---------- DATA UNDER STUDY ----------
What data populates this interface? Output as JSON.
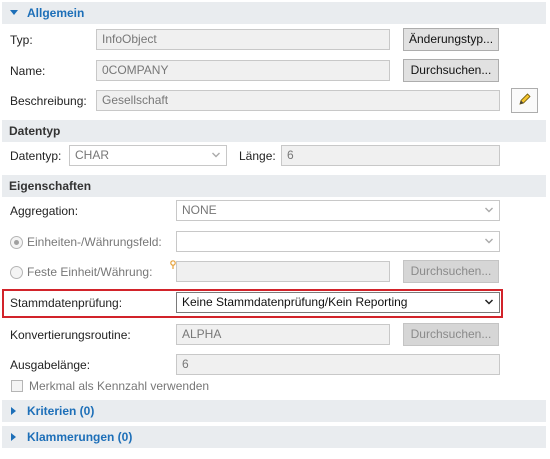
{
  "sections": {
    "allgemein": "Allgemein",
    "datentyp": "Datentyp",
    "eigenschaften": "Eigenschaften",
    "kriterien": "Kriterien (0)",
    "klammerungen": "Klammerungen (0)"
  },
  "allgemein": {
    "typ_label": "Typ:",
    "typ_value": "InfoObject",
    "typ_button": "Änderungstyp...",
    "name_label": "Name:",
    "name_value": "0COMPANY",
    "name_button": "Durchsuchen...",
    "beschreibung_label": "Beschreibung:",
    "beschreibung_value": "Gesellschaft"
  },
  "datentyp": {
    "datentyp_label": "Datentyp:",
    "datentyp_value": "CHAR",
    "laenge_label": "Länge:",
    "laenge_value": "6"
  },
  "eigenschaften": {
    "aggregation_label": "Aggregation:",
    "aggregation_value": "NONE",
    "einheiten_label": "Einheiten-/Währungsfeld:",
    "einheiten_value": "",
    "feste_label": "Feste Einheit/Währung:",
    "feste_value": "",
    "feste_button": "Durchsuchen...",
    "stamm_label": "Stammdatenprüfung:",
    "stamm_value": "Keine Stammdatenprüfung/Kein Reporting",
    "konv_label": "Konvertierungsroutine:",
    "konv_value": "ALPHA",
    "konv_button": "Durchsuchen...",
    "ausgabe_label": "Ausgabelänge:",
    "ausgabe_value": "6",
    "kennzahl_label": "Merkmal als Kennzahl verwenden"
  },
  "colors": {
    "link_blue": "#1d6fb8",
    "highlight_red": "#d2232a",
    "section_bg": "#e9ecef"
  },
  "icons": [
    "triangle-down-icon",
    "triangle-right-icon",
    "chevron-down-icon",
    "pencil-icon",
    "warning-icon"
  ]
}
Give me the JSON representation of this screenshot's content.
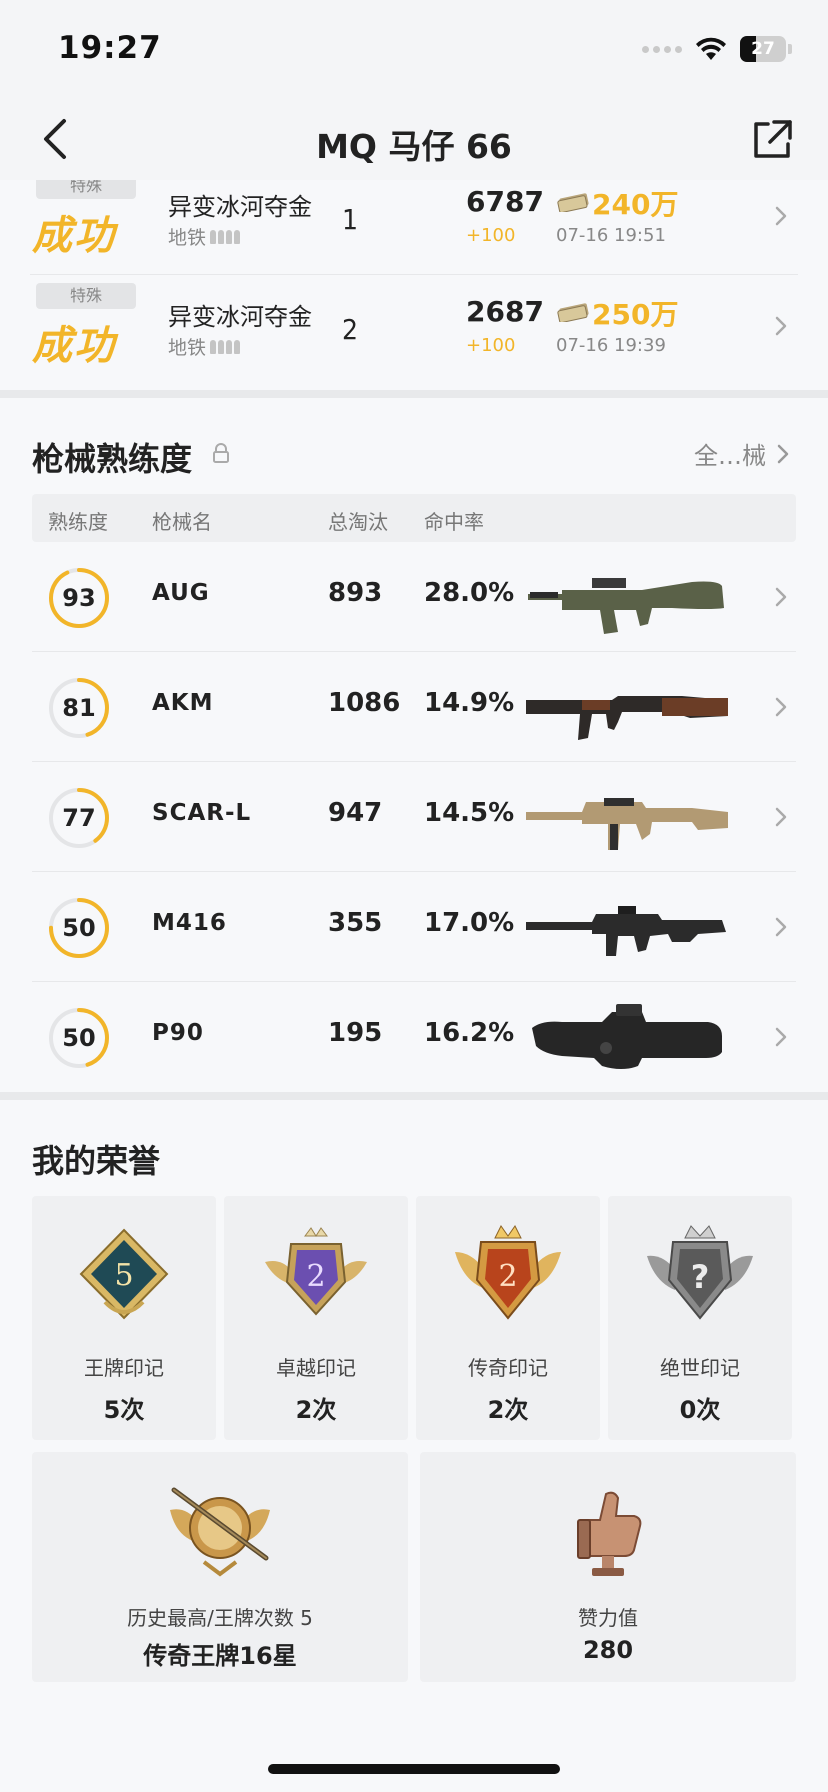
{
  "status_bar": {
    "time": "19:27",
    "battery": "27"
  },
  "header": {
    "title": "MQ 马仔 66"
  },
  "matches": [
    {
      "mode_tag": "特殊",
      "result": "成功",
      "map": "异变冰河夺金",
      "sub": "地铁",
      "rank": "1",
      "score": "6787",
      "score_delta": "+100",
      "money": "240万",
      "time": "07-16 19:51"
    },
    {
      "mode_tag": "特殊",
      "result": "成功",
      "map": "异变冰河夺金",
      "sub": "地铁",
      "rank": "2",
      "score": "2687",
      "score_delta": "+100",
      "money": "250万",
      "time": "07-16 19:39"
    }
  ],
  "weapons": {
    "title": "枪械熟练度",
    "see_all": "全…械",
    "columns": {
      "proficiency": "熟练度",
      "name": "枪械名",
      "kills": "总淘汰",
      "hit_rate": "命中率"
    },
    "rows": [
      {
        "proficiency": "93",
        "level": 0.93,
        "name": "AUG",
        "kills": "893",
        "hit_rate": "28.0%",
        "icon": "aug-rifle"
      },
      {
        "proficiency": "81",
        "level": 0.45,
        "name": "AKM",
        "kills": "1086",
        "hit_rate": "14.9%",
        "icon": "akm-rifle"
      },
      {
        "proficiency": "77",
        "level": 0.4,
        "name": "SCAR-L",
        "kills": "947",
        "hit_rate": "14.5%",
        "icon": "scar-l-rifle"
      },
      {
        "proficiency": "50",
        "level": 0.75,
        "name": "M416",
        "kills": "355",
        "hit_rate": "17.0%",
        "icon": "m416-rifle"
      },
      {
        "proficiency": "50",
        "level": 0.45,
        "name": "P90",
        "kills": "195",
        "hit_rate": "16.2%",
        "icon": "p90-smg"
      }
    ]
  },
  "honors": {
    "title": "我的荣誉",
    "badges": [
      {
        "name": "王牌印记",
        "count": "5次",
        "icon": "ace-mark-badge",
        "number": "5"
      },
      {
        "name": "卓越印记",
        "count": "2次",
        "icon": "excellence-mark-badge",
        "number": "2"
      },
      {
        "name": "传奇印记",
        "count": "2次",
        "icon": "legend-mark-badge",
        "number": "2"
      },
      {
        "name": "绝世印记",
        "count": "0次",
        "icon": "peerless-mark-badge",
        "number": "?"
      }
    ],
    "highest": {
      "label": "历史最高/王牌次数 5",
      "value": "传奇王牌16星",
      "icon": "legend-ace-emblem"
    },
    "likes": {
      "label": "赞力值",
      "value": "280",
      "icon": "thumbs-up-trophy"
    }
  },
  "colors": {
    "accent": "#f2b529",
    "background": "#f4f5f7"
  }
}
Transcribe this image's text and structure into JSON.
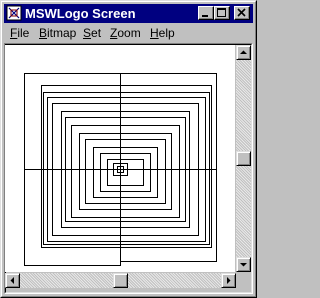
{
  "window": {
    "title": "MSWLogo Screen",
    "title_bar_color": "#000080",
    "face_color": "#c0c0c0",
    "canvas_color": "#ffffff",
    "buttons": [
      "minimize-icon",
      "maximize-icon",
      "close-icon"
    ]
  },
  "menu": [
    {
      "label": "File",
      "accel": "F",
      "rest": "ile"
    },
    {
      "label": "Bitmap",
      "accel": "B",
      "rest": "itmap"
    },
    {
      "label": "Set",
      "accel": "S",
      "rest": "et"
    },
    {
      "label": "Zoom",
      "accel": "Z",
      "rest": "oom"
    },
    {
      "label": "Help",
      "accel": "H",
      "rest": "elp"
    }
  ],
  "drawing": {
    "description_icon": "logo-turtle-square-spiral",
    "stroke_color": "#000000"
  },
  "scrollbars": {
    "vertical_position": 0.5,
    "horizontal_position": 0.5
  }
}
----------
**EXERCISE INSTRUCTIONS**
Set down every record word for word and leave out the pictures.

**RESPONSE TO THE EXERCISE**
What data populates this interface? Output as JSON.
{
  "sections": {
    "allgemein": "Allgemein",
    "datentyp": "Datentyp",
    "eigenschaften": "Eigenschaften",
    "kriterien": "Kriterien (0)",
    "klammerungen": "Klammerungen (0)"
  },
  "allgemein": {
    "typ_label": "Typ:",
    "typ_value": "InfoObject",
    "typ_button": "Änderungstyp...",
    "name_label": "Name:",
    "name_value": "0COMPANY",
    "name_button": "Durchsuchen...",
    "beschreibung_label": "Beschreibung:",
    "beschreibung_value": "Gesellschaft"
  },
  "datentyp": {
    "datentyp_label": "Datentyp:",
    "datentyp_value": "CHAR",
    "laenge_label": "Länge:",
    "laenge_value": "6"
  },
  "eigenschaften": {
    "aggregation_label": "Aggregation:",
    "aggregation_value": "NONE",
    "einheiten_label": "Einheiten-/Währungsfeld:",
    "einheiten_value": "",
    "feste_label": "Feste Einheit/Währung:",
    "feste_value": "",
    "feste_button": "Durchsuchen...",
    "stamm_label": "Stammdatenprüfung:",
    "stamm_value": "Keine Stammdatenprüfung/Kein Reporting",
    "konv_label": "Konvertierungsroutine:",
    "konv_value": "ALPHA",
    "konv_button": "Durchsuchen...",
    "ausgabe_label": "Ausgabelänge:",
    "ausgabe_value": "6",
    "kennzahl_label": "Merkmal als Kennzahl verwenden"
  },
  "colors": {
    "link_blue": "#1d6fb8",
    "highlight_red": "#d2232a",
    "section_bg": "#e9ecef"
  },
  "icons": [
    "triangle-down-icon",
    "triangle-right-icon",
    "chevron-down-icon",
    "pencil-icon",
    "warning-icon"
  ]
}
Give me the JSON representation of this screenshot's content.
{
  "status_bar": {
    "time": "19:27",
    "battery": "27"
  },
  "header": {
    "title": "MQ 马仔 66"
  },
  "matches": [
    {
      "mode_tag": "特殊",
      "result": "成功",
      "map": "异变冰河夺金",
      "sub": "地铁",
      "rank": "1",
      "score": "6787",
      "score_delta": "+100",
      "money": "240万",
      "time": "07-16 19:51"
    },
    {
      "mode_tag": "特殊",
      "result": "成功",
      "map": "异变冰河夺金",
      "sub": "地铁",
      "rank": "2",
      "score": "2687",
      "score_delta": "+100",
      "money": "250万",
      "time": "07-16 19:39"
    }
  ],
  "weapons": {
    "title": "枪械熟练度",
    "see_all": "全…械",
    "columns": {
      "proficiency": "熟练度",
      "name": "枪械名",
      "kills": "总淘汰",
      "hit_rate": "命中率"
    },
    "rows": [
      {
        "proficiency": "93",
        "level": 0.93,
        "name": "AUG",
        "kills": "893",
        "hit_rate": "28.0%",
        "icon": "aug-rifle"
      },
      {
        "proficiency": "81",
        "level": 0.45,
        "name": "AKM",
        "kills": "1086",
        "hit_rate": "14.9%",
        "icon": "akm-rifle"
      },
      {
        "proficiency": "77",
        "level": 0.4,
        "name": "SCAR-L",
        "kills": "947",
        "hit_rate": "14.5%",
        "icon": "scar-l-rifle"
      },
      {
        "proficiency": "50",
        "level": 0.75,
        "name": "M416",
        "kills": "355",
        "hit_rate": "17.0%",
        "icon": "m416-rifle"
      },
      {
        "proficiency": "50",
        "level": 0.45,
        "name": "P90",
        "kills": "195",
        "hit_rate": "16.2%",
        "icon": "p90-smg"
      }
    ]
  },
  "honors": {
    "title": "我的荣誉",
    "badges": [
      {
        "name": "王牌印记",
        "count": "5次",
        "icon": "ace-mark-badge",
        "number": "5"
      },
      {
        "name": "卓越印记",
        "count": "2次",
        "icon": "excellence-mark-badge",
        "number": "2"
      },
      {
        "name": "传奇印记",
        "count": "2次",
        "icon": "legend-mark-badge",
        "number": "2"
      },
      {
        "name": "绝世印记",
        "count": "0次",
        "icon": "peerless-mark-badge",
        "number": "?"
      }
    ],
    "highest": {
      "label": "历史最高/王牌次数 5",
      "value": "传奇王牌16星",
      "icon": "legend-ace-emblem"
    },
    "likes": {
      "label": "赞力值",
      "value": "280",
      "icon": "thumbs-up-trophy"
    }
  },
  "colors": {
    "accent": "#f2b529",
    "background": "#f4f5f7"
  }
}
Transcribe this image's text and structure into JSON.
{
  "window": {
    "title": "MSWLogo Screen",
    "title_bar_color": "#000080",
    "face_color": "#c0c0c0",
    "canvas_color": "#ffffff",
    "buttons": [
      "minimize-icon",
      "maximize-icon",
      "close-icon"
    ]
  },
  "menu": [
    {
      "label": "File",
      "accel": "F",
      "rest": "ile"
    },
    {
      "label": "Bitmap",
      "accel": "B",
      "rest": "itmap"
    },
    {
      "label": "Set",
      "accel": "S",
      "rest": "et"
    },
    {
      "label": "Zoom",
      "accel": "Z",
      "rest": "oom"
    },
    {
      "label": "Help",
      "accel": "H",
      "rest": "elp"
    }
  ],
  "drawing": {
    "description_icon": "logo-turtle-square-spiral",
    "stroke_color": "#000000"
  },
  "scrollbars": {
    "vertical_position": 0.5,
    "horizontal_position": 0.5
  }
}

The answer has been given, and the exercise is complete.